• _Task details_: Only lines holding "handle" are needed; copy each of them from the data below.

• _Entries supplied_:

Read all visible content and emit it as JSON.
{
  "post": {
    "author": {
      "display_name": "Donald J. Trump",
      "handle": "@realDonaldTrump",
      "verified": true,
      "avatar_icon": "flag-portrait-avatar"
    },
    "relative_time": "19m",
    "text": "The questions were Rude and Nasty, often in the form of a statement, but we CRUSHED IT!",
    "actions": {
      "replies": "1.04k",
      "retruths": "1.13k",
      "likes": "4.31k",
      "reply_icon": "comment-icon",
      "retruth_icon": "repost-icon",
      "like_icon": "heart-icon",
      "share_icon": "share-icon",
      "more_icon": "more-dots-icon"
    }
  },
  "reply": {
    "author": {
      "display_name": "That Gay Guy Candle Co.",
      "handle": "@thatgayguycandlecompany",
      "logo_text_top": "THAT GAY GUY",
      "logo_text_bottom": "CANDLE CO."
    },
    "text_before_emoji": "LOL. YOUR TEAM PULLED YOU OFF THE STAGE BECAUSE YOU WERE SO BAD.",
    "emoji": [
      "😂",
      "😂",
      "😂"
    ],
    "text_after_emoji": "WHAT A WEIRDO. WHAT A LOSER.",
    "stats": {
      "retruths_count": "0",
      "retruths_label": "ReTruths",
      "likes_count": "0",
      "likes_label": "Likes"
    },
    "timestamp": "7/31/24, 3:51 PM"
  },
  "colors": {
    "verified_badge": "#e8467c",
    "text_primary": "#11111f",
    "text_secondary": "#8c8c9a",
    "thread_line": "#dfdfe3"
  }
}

• _Exercise response_:
      "handle": "@realDonaldTrump",
      "handle": "@thatgayguycandlecompany",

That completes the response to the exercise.